'Picturing the Cosmos' Reveals the Hidden Art in Hubble's Images
We are attracted to images of the universe for many reasons. The proof that our parochial neighborhood is but a fragment of unimaginable vastness humbles some. Others see stars and gas and dust – mere representations of an underlying physics. Some imagine proof of a creator’s hand. Others, like Elizabeth Kessler, see the universe as both art and canvas.

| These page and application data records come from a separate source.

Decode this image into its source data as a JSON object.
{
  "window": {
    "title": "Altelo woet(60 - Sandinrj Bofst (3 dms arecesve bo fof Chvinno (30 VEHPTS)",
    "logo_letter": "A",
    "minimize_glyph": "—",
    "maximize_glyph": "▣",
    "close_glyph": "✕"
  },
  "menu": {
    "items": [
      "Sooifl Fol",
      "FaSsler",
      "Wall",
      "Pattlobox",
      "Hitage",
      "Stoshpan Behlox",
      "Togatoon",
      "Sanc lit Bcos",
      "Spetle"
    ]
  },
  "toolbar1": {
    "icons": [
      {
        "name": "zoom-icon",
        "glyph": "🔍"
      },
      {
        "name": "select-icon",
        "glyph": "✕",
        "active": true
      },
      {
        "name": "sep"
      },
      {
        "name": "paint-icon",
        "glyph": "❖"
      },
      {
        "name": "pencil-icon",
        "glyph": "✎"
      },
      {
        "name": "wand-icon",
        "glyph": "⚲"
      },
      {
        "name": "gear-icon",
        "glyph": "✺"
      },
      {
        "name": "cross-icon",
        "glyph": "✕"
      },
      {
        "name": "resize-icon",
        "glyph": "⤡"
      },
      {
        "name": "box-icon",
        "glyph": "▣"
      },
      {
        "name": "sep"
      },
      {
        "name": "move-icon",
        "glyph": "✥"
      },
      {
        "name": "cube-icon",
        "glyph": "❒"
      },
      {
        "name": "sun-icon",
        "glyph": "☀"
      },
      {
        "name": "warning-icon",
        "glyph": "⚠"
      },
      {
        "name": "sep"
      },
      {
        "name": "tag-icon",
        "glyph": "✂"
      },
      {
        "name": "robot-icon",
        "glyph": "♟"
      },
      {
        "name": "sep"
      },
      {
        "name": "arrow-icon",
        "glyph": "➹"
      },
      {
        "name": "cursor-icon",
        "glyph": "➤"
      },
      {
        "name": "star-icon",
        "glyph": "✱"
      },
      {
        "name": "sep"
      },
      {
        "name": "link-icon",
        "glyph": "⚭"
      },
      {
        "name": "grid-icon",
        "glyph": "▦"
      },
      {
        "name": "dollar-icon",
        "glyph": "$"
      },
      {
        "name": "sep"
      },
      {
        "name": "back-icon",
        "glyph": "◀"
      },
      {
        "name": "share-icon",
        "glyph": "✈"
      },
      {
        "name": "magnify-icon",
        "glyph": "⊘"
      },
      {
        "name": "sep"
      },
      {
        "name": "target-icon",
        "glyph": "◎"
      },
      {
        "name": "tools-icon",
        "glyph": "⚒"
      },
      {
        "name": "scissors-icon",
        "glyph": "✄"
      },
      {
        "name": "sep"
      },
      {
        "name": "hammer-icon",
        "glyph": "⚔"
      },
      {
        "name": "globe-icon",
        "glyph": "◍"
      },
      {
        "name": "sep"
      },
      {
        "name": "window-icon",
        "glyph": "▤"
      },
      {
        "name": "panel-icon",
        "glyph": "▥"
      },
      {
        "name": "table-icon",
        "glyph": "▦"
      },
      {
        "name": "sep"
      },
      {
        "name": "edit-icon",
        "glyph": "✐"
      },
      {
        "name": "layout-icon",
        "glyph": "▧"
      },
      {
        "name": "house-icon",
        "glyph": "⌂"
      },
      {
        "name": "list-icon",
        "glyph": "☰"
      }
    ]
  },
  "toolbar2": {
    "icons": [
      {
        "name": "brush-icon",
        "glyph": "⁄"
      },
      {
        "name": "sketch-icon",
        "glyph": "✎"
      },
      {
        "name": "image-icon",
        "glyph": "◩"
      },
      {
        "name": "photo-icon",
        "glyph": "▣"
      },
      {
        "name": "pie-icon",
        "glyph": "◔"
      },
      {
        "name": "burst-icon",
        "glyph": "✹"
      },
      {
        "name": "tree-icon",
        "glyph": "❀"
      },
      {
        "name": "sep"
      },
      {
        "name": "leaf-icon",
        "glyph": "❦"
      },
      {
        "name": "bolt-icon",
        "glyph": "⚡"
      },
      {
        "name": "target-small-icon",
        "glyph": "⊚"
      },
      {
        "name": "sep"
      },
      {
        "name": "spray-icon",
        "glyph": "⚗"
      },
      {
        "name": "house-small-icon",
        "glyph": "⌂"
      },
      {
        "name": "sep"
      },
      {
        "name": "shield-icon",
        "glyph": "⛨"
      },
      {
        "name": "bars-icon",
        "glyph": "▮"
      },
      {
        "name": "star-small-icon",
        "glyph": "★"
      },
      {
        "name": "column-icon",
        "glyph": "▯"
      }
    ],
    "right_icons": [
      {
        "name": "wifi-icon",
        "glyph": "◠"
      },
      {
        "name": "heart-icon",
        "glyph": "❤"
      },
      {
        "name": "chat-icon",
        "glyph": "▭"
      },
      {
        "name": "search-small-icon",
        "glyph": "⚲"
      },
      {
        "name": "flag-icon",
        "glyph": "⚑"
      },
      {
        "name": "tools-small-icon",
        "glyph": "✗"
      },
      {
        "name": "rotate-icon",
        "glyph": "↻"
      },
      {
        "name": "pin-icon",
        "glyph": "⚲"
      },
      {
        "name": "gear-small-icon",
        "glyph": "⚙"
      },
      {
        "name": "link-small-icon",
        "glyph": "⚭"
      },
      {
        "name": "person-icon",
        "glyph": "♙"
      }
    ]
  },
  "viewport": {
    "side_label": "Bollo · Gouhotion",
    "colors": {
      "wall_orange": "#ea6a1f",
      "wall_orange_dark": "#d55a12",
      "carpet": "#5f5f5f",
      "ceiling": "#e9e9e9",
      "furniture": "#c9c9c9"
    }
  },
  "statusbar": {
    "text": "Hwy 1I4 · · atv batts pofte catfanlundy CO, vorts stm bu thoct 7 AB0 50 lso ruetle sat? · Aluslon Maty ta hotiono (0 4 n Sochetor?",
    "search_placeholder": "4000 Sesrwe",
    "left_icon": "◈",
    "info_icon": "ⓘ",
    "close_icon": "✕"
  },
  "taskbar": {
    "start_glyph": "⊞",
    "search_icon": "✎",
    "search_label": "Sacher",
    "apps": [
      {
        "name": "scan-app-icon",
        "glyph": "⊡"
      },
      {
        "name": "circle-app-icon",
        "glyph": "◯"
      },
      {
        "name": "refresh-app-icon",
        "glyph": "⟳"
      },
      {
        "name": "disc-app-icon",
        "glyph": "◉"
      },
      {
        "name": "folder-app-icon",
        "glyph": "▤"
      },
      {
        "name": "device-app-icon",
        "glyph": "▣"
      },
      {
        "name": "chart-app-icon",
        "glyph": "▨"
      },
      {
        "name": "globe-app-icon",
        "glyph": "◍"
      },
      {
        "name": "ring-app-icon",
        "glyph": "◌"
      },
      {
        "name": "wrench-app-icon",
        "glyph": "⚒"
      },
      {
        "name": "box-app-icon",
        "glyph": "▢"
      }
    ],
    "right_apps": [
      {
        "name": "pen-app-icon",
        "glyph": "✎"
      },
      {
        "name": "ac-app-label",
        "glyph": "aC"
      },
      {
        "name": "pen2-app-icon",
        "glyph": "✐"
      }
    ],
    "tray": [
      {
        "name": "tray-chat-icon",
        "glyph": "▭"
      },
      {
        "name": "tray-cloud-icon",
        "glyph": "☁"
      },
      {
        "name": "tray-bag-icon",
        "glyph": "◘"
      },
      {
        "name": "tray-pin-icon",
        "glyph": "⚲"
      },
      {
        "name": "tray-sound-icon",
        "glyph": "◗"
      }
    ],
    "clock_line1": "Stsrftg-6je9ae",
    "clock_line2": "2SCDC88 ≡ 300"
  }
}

When the Hubble Space Telescope was launched on 24 April 1990, its multi-camera approach to near-earth orbit astronomy was innovative, and the results, highly anticipated. With its lenses free of atmospheric distortion and the increasing effects of light and other pollutants, Hubble could take human perception to nearly inconceivable distances in both space and time.